╭─ ENTRIES SUPPLIED

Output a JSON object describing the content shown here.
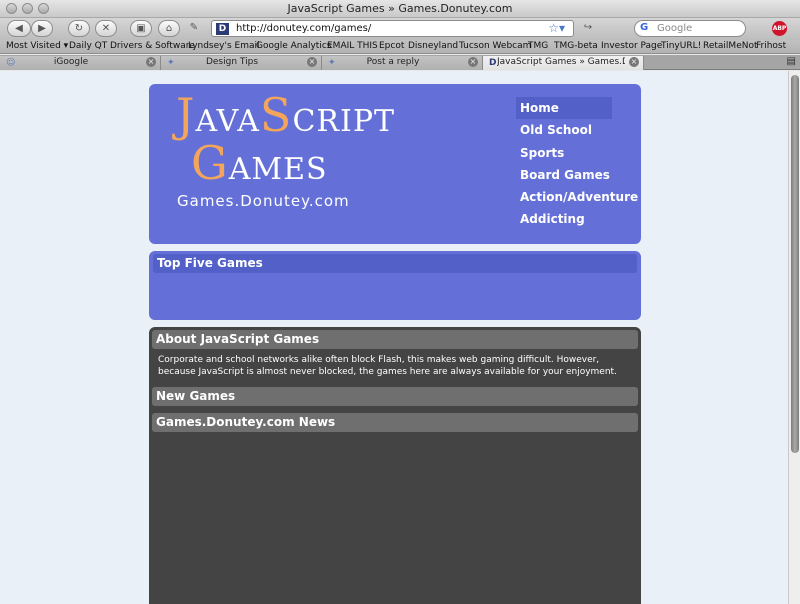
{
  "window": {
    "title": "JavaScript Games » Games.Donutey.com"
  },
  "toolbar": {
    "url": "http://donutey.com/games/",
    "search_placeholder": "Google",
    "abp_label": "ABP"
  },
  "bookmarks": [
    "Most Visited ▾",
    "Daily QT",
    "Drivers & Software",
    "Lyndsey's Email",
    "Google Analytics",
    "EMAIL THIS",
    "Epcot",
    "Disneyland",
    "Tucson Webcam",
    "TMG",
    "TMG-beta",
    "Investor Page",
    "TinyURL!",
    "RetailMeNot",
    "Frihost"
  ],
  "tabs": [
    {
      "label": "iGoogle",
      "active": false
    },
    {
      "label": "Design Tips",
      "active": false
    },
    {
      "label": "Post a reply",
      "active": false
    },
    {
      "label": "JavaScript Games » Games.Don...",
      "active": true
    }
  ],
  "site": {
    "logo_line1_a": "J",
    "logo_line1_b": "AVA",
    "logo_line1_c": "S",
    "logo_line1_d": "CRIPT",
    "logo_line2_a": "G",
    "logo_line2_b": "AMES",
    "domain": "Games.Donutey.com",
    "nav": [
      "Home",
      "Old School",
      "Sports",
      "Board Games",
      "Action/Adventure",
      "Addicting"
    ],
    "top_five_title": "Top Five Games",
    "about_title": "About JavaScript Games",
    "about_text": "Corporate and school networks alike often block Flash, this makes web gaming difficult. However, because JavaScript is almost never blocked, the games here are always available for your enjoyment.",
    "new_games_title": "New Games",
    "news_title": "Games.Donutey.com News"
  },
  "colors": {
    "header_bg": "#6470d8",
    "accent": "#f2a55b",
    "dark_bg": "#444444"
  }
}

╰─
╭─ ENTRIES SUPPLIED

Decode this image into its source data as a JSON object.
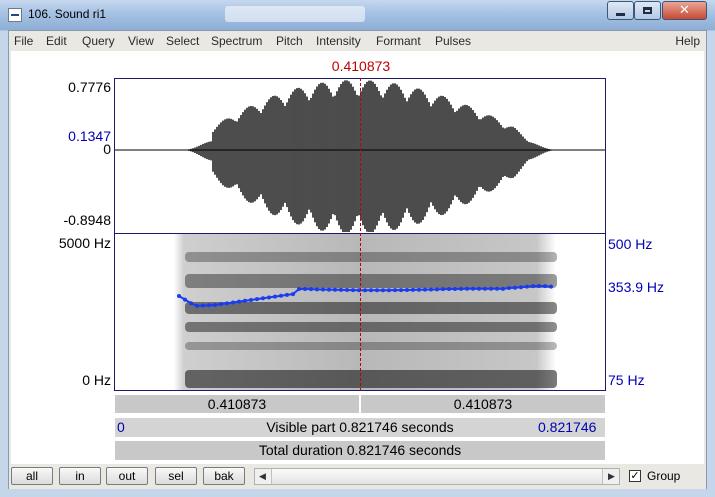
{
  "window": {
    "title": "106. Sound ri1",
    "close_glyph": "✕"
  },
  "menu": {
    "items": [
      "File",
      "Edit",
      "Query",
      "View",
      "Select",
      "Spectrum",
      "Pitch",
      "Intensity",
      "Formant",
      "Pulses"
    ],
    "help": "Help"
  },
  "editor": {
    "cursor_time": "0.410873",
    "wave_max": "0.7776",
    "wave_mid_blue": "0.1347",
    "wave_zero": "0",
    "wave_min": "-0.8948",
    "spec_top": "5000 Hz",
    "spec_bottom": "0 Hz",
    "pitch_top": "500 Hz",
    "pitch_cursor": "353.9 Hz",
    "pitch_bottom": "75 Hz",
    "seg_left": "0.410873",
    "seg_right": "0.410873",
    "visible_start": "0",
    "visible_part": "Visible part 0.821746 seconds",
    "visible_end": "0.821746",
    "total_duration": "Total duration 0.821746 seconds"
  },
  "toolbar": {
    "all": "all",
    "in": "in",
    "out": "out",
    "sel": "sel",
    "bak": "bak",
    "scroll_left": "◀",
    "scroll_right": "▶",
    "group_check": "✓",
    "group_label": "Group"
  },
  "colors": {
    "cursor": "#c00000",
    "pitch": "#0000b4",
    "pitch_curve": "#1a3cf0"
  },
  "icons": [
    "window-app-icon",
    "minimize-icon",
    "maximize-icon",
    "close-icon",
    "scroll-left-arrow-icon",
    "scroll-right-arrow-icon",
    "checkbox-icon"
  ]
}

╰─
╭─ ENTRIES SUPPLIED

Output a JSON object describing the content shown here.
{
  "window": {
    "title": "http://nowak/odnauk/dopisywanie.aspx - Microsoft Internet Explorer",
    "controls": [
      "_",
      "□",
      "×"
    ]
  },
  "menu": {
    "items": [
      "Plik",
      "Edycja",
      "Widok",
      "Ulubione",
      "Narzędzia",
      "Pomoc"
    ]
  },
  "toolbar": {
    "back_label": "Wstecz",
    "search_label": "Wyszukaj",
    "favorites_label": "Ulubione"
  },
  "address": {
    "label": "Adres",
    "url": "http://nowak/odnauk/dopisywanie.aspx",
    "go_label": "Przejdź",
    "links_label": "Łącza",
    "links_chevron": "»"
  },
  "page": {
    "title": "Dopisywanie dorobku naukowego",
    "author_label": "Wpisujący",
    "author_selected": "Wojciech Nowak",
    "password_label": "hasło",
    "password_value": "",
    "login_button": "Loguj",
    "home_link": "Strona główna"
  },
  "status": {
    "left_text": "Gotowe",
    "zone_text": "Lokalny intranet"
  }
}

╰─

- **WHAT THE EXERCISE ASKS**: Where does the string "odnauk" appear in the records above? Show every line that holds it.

- **EXERCISE OUTPUT**:
    "title": "http://nowak/odnauk/dopisywanie.aspx - Microsoft Internet Explorer",
    "url": "http://nowak/odnauk/dopisywanie.aspx",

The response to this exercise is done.